Stories We Like: Novels For Language Lovers
1540s, "a pinch," from obsolete verb twinge "to pinch, tweak," from Old English twengan "to pinch," of uncertain origin.
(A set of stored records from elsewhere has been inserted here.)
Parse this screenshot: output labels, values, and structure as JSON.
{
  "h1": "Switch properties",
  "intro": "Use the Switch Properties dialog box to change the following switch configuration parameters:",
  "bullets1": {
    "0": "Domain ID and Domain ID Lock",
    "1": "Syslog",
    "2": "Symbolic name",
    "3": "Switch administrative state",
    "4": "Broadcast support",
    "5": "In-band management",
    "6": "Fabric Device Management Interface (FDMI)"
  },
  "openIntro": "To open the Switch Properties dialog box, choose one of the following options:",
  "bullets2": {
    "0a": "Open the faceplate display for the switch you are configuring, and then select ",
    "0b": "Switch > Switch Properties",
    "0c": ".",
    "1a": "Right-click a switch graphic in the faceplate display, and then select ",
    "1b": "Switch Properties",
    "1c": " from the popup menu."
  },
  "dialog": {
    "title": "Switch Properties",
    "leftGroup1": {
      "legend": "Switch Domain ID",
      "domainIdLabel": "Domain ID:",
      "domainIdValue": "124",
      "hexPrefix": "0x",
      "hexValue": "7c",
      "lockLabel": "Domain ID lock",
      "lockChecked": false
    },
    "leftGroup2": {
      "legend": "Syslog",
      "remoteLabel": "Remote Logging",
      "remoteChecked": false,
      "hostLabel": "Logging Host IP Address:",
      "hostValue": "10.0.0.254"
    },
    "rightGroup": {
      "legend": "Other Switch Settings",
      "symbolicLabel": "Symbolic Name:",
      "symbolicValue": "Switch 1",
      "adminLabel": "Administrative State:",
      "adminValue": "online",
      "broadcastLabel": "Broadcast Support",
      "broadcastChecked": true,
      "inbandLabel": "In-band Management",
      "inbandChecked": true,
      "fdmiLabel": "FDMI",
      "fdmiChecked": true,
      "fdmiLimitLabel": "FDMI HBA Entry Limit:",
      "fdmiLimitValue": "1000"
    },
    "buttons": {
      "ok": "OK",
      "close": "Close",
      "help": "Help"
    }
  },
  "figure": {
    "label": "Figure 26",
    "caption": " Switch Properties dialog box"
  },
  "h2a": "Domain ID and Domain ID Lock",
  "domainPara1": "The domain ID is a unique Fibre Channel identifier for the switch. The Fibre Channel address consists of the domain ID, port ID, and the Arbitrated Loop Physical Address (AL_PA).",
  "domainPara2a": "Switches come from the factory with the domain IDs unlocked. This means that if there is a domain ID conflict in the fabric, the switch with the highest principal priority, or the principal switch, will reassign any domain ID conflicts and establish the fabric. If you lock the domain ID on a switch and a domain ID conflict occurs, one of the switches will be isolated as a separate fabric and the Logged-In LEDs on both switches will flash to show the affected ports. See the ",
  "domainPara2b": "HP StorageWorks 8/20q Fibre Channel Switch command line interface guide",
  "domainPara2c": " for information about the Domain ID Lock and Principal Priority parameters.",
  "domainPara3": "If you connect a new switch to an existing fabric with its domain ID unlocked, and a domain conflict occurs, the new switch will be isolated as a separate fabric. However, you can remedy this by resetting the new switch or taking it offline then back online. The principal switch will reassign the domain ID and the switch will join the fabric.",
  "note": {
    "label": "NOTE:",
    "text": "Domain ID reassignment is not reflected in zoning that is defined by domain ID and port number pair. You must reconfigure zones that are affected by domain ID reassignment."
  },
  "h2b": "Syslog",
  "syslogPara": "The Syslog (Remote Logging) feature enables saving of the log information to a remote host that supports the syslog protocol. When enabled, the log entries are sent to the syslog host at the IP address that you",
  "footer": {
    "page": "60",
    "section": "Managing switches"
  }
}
Meaning "sharp, sudden pain" is recorded from c.1600. Figurative sense (with reference to shame, remorse, etc.) is recorded from 1620s.
A sharp, sudden physical pain. v. twinged, twing·ing, twing·es
To cause to feel a sharp pain.